Pardon applicants face extensive scrutiny. Officials review their personal, professional, marital and financial history. FBI agents interview friends and associates, even former spouses, and scour criminal records for offenses that applicants might have omitted. The Justice Department often solicits views from the sentencing judge and prosecutor.
But no one takes note of campaign contributions made to members of Congress or other public officials writing in support of applicants. Some officials say this is by design, that it would be inappropriate for the White House or the Justice Department to research an applicant’s political affiliation or history of donations.
“I truly did not want to know about campaign contributions and never allowed anyone on my staff to look at it,” Adams said, “because if you find that someone gave money, or didn’t give money, then you can’t have someone else wonder if that’s part of the reason why they were recommended for a pardon or denied. You just can’t go there.”
Congressional support does not ensure a pardon. In fact, the vast majority of applicants with congressional support failed, according to ProPublica’s review of letters from members of Congress to the Justice Department and the White House. About 10 percent of Bush’s 189 pardons went to people with congressional support.
“If a congressman called, you would listen to them,” said Kenneth Lee, a former associate White House counsel who reviewed pardon cases during Bush’s second term. “Sometimes it was a prominent politician. Other times it was an anguished mother with a son in prison. It helped to the extent that I would open the file and look again, but rarely did it add useful information.”
Almost from their first day in office, lawyers in the Obama White House began receiving calls from members of Congress advocating pardons.
“One of the problems with the process was the inequality of access,” said a former White House lawyer who asked to speak anonymously because he remains in government. “People with resources hire lawyers, sometimes former U.S. attorneys or former White House lawyers. It’s inherently unfair because the volume of applications is high and it’s easy to pull one out of the stack with a call.”
A Close Call
Critz’s father and grandfather built the family dealerships in Savannah into a multimillion-dollar business. In the 1980s, hoping to gain experience, Critz went to Florida to work at a dealership outside the family orbit.
Earning a promotion required selling as many as 20 cars per month. Critz, then in his mid-20s, fell in with a group of salesmen who developed a scheme to boost sales, records show. They placed newspaper ads appealing to customers with poor credit. When the potential buyers came in, the salesman put false income information on the loan applications. The deals went through and the salesmen met their quotas, but the purchasers were on the hook for payments they could not afford.
Critz pleaded guilty in 1989 to falsifying one such loan, cooperated with federal prosecutors and testified against his co-workers. He was sentenced to three years’ probation and allowed to live near his parents in Georgia.
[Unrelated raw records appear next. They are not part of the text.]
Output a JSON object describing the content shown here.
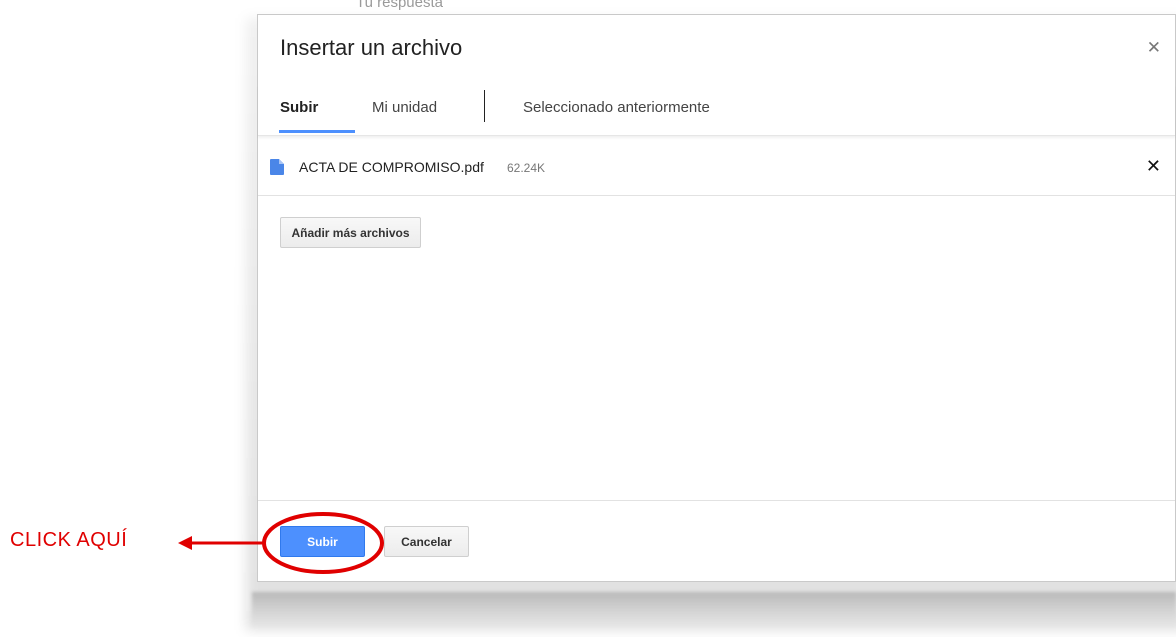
{
  "background_hint": "Tu respuesta",
  "dialog": {
    "title": "Insertar un archivo",
    "close_icon": "close-icon",
    "tabs": [
      {
        "label": "Subir",
        "active": true
      },
      {
        "label": "Mi unidad",
        "active": false
      },
      {
        "label": "Seleccionado anteriormente",
        "active": false
      }
    ],
    "file": {
      "name": "ACTA DE COMPROMISO.pdf",
      "size": "62.24K",
      "icon": "document-icon",
      "remove_icon": "remove-icon"
    },
    "add_more_label": "Añadir más archivos",
    "footer": {
      "upload_label": "Subir",
      "cancel_label": "Cancelar"
    }
  },
  "annotation": {
    "label": "CLICK AQUÍ",
    "color": "#e00000"
  },
  "colors": {
    "accent": "#4d90fe",
    "file_icon": "#4a86e8"
  }
}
By 1993, Critz and his wife, Debbie, were featured in Savannah Magazine as one of the city’s three “power couples.” Today, he is a well-known businessman and philanthropist who sponsors an annual half-marathon on Tybee Island in Kingston’s district. He chaired the local United Way campaign and was appointed to two local boards by the Savannah City Council.
Critz’s good works made a case for his pardon, and he had need — two factors the pardons office considers. The federal conviction stood in the way of his taking over the family franchises, which included BMW, Mercedes-Benz and Buick dealerships.
But federal officials investigating his application were disturbed by other aspects of his life, including a 1975 drunken-driving conviction and a 1982 arrest for allegedly standing on a car and being disrespectful to a police officer. On his pardon application, Critz failed to disclose those events, according to Justice Department memos. During an FBI interview, he also failed to mention that between 1998 and 2000, he had used a firearm to hunt birds. Agents had discovered that he had a hunting license during that period. Federally convicted felons are barred from possessing firearms.
In addition, Critz’s driver’s license had been suspended three times before his 1989 conviction. In the years that followed, he was cited for speeding or other traffic violations 10 times.
Kingston vouched for Critz in a 2003 letter to Adams. Describing Critz as an “exemplary citizen,” Kingston wrote, “I have known Dale for twelve years and believe that he deserves a pardon.”
The congressman also shared a copy of the letter with Paul Murphy, then associate deputy attorney general and one of Adams’s bosses at the Justice Department. Murphy forwarded the letter to Adams with a note: “Let’s discuss when you have a moment.”
In May 2003, Critz’s attorney, John Hogan, who had worked at the Justice Department during the Clinton administration, called Adams to plead his client’s case.
Two months later, the U.S. attorney in Savannah, Richard Thompson, offered his unsolicited view to the pardon office — h e “wholeheartedly” and “unequivocally” endorsed Critz’s application. Former Justice Department officials said this was unusual because the case had been prosecuted by federal officials in Florida.
Persuaded, Adams recommended Critz for pardon.